Cyberoam Discusses Major Spam Attacks in its Latest E-mail Threat Report
Security firm Cyberoam has announced its fourth quarter 2008 report on trends of e-mail threats prepared jointly with Commtouch. The main highlight of report is a sharp decline in worldwide spam during November 2008 touching 59%, the lowest level from a mean of 90+% in earlier months. This cut in spam volume to one-third of the usual amount is attributed to the closure of McColo, the provider of Web hosting facilities.
Another important issue the report addresses is the global financial crisis that spammers have been exploiting to attract unwitting e-mail recipients via fraudulent job offers, cash advances and instant loans.
According to the report, people also received a large number of US election oriented malware and spam through which the attackers aimed to load malicious code on users' PCs or to steal their private information.
Security experts further said that Barack Obama had been a lucrative subject for spammers who ran several campaigns of malware/spam messages purporting to be a sex scandal on Obama and downloads of his acceptance speech.
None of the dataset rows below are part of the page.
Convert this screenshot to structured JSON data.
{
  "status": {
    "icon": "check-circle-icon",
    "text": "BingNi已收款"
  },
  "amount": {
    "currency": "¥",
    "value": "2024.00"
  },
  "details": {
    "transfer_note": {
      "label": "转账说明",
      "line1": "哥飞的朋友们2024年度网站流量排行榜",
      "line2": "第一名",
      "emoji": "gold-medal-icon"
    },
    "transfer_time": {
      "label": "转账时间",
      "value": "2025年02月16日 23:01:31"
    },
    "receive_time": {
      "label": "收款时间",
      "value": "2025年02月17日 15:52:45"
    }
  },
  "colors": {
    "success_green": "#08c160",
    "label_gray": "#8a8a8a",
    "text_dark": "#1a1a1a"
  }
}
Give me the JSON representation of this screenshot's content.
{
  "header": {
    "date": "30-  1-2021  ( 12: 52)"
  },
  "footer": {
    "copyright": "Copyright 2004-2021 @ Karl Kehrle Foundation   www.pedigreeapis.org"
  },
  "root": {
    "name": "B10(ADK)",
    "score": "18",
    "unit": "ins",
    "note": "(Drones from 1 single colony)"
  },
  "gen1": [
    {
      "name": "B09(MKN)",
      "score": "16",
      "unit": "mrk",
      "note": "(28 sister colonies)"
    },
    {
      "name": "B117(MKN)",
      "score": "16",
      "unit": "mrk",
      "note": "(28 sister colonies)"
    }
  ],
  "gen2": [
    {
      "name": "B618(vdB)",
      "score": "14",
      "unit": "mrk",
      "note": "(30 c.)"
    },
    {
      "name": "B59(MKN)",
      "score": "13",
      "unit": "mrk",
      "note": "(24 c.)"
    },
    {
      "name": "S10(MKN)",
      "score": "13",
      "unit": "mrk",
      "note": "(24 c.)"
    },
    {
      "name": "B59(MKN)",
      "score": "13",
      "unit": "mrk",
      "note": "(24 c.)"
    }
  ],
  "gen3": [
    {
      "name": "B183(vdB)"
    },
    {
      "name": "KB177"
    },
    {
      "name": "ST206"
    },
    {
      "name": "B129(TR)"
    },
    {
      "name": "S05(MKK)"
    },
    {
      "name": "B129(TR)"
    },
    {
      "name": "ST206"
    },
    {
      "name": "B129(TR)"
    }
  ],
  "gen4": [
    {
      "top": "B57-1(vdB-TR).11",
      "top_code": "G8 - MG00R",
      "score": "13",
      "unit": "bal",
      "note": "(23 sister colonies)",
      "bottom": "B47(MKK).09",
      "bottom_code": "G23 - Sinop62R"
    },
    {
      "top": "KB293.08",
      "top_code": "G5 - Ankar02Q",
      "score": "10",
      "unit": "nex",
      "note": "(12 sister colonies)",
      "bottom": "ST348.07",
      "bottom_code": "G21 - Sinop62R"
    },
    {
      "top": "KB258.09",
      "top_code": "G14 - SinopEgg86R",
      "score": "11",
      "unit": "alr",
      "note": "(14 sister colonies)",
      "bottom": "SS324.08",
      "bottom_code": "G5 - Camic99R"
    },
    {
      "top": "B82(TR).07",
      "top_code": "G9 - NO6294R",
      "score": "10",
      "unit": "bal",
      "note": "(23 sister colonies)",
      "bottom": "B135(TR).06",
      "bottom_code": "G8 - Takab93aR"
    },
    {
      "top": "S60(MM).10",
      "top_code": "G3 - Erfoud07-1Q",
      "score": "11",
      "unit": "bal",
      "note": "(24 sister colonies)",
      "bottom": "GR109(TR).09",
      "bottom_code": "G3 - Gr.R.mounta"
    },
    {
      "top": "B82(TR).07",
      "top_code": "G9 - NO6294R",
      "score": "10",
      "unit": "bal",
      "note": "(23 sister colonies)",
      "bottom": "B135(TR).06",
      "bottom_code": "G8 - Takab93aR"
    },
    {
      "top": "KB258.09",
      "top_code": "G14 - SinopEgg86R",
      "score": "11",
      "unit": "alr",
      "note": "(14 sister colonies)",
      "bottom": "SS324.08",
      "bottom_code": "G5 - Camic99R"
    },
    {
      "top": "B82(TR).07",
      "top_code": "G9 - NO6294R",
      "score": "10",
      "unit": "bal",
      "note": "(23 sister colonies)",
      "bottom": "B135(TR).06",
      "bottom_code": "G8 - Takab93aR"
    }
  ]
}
The spam mails were sent from zombies or home PCs compromised by malware distributors and spammers for intermittent distribution of spam.
According to Abhilash Sonwane, Vice President-Product Management of Cyberoam, these kinds of attacks stay only for short period and vanish before they are detected, as reported by DarkReading on January 22, 2009. Sonwane states the only safeguard against such kinds of attacks is a security solution that blocks the inflow of zombie-generated spam.
Moreover, the report discloses that spam scammers used legitimate tools and sites such as Google Docs and web-based e-mails to propagate malware during Q4 2008. Exploiting Google's reputation, attackers sent e-mails that carried Google Docs links to bypass conventional anti-spam software.
Sonwane also said that end-users' security solutions should be designed on the basis of the style in which messages are distributed for effective identification of malware/spam. Secondly, solutions that filter content must not only be for home pages, but also the remaining pages of the site so that visitors could be prevented from accessing any malware-laden page, he said.
Related article: Cyberoam Release Q3 2008 Report on E-Mail Threats
» SPAMfighter News - 31-01-2009